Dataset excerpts
----
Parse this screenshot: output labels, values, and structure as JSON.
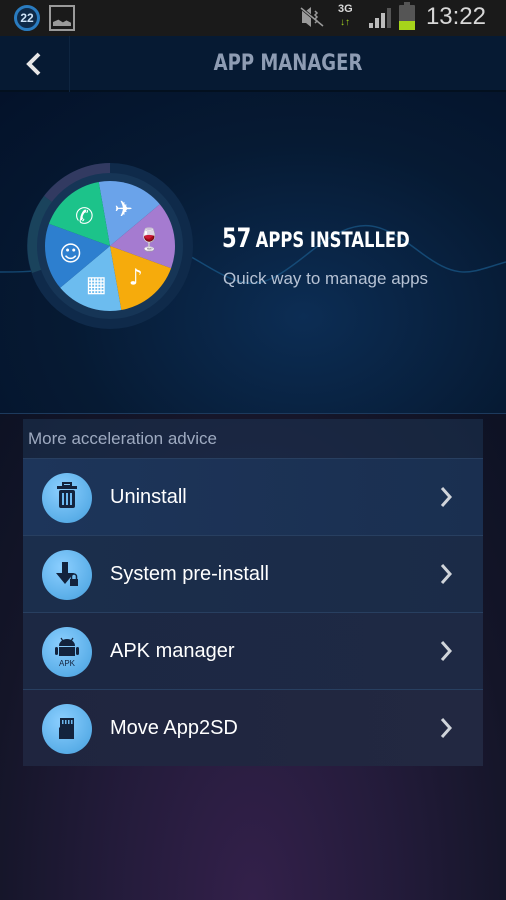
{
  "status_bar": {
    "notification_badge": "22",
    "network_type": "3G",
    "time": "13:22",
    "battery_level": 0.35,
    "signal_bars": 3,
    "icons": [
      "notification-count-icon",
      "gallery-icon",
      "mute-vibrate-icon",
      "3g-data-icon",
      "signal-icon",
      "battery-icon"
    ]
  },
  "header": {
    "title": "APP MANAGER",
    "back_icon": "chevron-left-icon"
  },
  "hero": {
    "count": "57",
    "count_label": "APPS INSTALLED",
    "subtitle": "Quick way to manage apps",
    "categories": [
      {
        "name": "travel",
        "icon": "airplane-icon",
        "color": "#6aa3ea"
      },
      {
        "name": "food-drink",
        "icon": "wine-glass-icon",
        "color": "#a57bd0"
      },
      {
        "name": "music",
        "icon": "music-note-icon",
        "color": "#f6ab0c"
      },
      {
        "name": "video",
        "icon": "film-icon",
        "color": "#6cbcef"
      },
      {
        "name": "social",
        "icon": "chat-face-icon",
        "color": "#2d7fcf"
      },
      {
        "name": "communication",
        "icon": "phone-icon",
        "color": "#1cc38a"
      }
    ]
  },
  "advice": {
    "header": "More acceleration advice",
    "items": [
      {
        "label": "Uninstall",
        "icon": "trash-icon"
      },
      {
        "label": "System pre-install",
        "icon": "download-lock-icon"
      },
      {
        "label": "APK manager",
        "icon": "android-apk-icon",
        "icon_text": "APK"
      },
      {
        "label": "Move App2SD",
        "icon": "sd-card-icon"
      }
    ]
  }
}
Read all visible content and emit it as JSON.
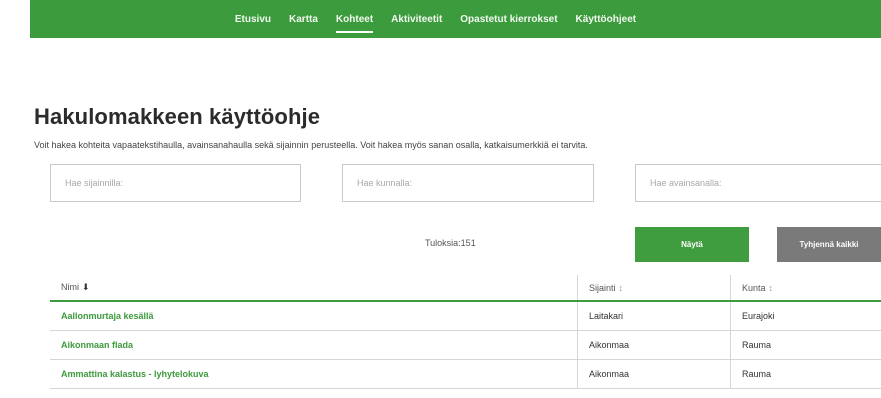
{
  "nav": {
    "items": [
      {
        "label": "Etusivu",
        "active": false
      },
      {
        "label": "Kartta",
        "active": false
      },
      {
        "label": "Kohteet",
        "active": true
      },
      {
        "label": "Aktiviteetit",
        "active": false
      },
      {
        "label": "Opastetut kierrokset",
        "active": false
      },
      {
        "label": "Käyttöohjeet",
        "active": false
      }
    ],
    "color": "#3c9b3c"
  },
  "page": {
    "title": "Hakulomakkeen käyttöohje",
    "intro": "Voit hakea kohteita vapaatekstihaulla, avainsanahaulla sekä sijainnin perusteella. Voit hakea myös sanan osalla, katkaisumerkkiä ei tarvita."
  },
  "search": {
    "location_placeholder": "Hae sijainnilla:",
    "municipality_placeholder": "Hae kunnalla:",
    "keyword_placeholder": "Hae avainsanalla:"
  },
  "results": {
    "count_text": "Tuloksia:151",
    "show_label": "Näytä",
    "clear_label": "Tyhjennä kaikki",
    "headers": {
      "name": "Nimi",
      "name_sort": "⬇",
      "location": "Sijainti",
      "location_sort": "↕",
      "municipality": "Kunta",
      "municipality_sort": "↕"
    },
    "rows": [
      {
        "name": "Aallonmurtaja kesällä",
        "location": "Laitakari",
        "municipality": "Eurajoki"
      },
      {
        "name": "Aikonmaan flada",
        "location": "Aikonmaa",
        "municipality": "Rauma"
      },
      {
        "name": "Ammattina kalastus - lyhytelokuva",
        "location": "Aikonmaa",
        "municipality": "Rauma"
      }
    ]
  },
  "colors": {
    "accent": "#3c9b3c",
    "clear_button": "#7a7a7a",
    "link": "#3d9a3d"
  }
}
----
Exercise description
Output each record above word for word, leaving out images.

Solution to this exercise
Parse this screenshot: output labels, values, and structure as JSON.
{
  "status_bar": {
    "notification_badge": "22",
    "network_type": "3G",
    "time": "13:22",
    "battery_level": 0.35,
    "signal_bars": 3,
    "icons": [
      "notification-count-icon",
      "gallery-icon",
      "mute-vibrate-icon",
      "3g-data-icon",
      "signal-icon",
      "battery-icon"
    ]
  },
  "header": {
    "title": "APP MANAGER",
    "back_icon": "chevron-left-icon"
  },
  "hero": {
    "count": "57",
    "count_label": "APPS INSTALLED",
    "subtitle": "Quick way to manage apps",
    "categories": [
      {
        "name": "travel",
        "icon": "airplane-icon",
        "color": "#6aa3ea"
      },
      {
        "name": "food-drink",
        "icon": "wine-glass-icon",
        "color": "#a57bd0"
      },
      {
        "name": "music",
        "icon": "music-note-icon",
        "color": "#f6ab0c"
      },
      {
        "name": "video",
        "icon": "film-icon",
        "color": "#6cbcef"
      },
      {
        "name": "social",
        "icon": "chat-face-icon",
        "color": "#2d7fcf"
      },
      {
        "name": "communication",
        "icon": "phone-icon",
        "color": "#1cc38a"
      }
    ]
  },
  "advice": {
    "header": "More acceleration advice",
    "items": [
      {
        "label": "Uninstall",
        "icon": "trash-icon"
      },
      {
        "label": "System pre-install",
        "icon": "download-lock-icon"
      },
      {
        "label": "APK manager",
        "icon": "android-apk-icon",
        "icon_text": "APK"
      },
      {
        "label": "Move App2SD",
        "icon": "sd-card-icon"
      }
    ]
  }
}
Read all visible content and emit it as JSON.
{
  "nav": {
    "items": [
      {
        "label": "Etusivu",
        "active": false
      },
      {
        "label": "Kartta",
        "active": false
      },
      {
        "label": "Kohteet",
        "active": true
      },
      {
        "label": "Aktiviteetit",
        "active": false
      },
      {
        "label": "Opastetut kierrokset",
        "active": false
      },
      {
        "label": "Käyttöohjeet",
        "active": false
      }
    ],
    "color": "#3c9b3c"
  },
  "page": {
    "title": "Hakulomakkeen käyttöohje",
    "intro": "Voit hakea kohteita vapaatekstihaulla, avainsanahaulla sekä sijainnin perusteella. Voit hakea myös sanan osalla, katkaisumerkkiä ei tarvita."
  },
  "search": {
    "location_placeholder": "Hae sijainnilla:",
    "municipality_placeholder": "Hae kunnalla:",
    "keyword_placeholder": "Hae avainsanalla:"
  },
  "results": {
    "count_text": "Tuloksia:151",
    "show_label": "Näytä",
    "clear_label": "Tyhjennä kaikki",
    "headers": {
      "name": "Nimi",
      "name_sort": "⬇",
      "location": "Sijainti",
      "location_sort": "↕",
      "municipality": "Kunta",
      "municipality_sort": "↕"
    },
    "rows": [
      {
        "name": "Aallonmurtaja kesällä",
        "location": "Laitakari",
        "municipality": "Eurajoki"
      },
      {
        "name": "Aikonmaan flada",
        "location": "Aikonmaa",
        "municipality": "Rauma"
      },
      {
        "name": "Ammattina kalastus - lyhytelokuva",
        "location": "Aikonmaa",
        "municipality": "Rauma"
      }
    ]
  },
  "colors": {
    "accent": "#3c9b3c",
    "clear_button": "#7a7a7a",
    "link": "#3d9a3d"
  }
}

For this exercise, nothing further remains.